After more than 50 years, "Sesame Street" still has something to teach us --- at least those of us plopped in front of it as preschoolers who never had a sense of how it came to be. The author Michael Davis presented that history in the 2008 book "Street Gang: The Complete History of 'Sesame Street,'" and now the director Marilyn Agrelo ("Mad Hot Ballroom") has made a documentary version, which takes full advantage of clips, outtakes and interviews, recent and archival.
Even those resistant to easy nostalgia will find plenty to think about. As told here, the show's strategy --- using television's methods for teaching children beer jingles to teach them the alphabet instead --- could only have come together through a combination of figures: Joan Ganz Cooney (a creator of the show and the first executive director of the Children's Television Workshop); Jim Henson, who brought Muppets and just the right amount of irreverence; and the workhorse director-writer-producer Jon Stone, whose daughters say he treated the show as his third child. The show required the input of educators and psychologists and owed some of its freedom to experiment to federal investment.
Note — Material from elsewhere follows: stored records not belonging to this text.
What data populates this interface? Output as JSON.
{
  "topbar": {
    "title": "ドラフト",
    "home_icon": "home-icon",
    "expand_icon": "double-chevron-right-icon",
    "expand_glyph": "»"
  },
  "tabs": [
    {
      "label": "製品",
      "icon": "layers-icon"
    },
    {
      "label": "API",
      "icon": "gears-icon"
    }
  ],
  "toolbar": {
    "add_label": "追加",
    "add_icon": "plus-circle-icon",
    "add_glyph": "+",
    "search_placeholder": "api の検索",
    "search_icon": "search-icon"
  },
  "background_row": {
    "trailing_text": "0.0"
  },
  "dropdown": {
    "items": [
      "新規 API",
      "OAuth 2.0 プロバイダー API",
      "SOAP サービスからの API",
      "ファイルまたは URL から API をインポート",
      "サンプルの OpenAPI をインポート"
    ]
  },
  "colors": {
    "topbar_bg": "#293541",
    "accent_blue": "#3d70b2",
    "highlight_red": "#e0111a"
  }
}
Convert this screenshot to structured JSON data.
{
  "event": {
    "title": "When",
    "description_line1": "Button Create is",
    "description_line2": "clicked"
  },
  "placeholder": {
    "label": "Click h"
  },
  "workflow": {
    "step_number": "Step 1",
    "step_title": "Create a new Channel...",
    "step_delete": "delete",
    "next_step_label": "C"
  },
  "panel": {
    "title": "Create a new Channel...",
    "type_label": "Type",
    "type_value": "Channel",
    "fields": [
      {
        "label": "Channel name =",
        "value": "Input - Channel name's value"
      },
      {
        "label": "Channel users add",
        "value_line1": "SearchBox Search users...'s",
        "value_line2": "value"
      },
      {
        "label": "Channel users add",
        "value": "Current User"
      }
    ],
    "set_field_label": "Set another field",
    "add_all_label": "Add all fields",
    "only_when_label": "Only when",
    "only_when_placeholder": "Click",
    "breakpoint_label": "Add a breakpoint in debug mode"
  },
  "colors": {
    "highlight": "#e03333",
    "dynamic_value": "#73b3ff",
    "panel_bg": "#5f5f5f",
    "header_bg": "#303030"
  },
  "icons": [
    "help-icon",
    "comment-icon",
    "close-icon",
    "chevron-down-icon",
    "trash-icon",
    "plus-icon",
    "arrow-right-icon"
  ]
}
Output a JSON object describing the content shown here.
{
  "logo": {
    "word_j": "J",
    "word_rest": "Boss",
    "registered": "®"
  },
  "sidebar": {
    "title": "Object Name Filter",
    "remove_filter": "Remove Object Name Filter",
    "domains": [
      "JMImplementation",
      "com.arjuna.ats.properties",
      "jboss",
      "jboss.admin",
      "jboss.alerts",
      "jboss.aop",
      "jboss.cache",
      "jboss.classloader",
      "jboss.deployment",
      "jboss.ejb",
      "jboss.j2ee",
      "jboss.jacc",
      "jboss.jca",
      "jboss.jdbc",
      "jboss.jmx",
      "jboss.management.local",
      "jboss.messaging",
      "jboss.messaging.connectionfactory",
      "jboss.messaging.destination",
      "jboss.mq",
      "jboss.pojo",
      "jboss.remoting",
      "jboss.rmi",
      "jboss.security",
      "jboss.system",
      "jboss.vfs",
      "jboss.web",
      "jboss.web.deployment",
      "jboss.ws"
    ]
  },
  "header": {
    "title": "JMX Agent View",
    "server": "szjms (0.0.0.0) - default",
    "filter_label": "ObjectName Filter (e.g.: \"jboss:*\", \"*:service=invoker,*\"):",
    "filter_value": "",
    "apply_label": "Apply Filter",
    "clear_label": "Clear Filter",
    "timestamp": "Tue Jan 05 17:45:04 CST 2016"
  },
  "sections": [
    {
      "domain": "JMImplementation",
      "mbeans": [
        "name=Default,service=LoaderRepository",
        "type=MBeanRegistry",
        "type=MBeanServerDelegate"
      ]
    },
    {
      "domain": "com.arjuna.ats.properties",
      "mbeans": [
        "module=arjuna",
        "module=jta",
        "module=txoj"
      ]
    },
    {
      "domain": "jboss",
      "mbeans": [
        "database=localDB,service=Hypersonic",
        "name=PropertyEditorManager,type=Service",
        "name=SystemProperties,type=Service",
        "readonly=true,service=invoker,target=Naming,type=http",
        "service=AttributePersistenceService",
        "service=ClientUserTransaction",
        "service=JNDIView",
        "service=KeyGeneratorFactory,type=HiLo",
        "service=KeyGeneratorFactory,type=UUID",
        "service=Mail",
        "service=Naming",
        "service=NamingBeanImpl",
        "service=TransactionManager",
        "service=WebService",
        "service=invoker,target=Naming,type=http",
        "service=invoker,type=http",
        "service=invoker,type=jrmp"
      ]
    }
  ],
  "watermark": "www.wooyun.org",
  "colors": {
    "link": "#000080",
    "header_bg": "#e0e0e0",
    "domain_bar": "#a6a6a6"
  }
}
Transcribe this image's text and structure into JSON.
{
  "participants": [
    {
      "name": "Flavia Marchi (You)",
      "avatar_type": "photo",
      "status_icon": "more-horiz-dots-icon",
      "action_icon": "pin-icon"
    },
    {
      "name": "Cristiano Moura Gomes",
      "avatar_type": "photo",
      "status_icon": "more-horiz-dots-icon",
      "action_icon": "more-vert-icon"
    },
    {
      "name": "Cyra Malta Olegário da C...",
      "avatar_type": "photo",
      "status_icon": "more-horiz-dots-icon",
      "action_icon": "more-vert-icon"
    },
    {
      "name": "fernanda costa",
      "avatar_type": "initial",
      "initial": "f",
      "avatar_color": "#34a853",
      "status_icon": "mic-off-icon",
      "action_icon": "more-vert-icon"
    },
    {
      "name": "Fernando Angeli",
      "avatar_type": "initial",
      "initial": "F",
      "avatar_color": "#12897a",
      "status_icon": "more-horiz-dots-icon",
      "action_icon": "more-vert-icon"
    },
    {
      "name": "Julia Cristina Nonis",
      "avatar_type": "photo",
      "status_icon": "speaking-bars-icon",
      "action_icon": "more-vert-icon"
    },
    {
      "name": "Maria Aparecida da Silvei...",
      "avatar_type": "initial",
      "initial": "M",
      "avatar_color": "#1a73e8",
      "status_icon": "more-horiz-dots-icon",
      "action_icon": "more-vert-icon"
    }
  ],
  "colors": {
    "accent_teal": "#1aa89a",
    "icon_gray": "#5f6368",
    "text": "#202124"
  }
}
The movie "Street Gang" never shakes the sense that much of this story has been told elsewhere, but it feels close to comprehensive, and the visual component --- watching characters explain the death of Mr. Hooper to Big Bird, after hearing the show's makers explain how they approached the death of the actor, Will Lee --- is crucial. There are also great flubbed takes involving Muppets.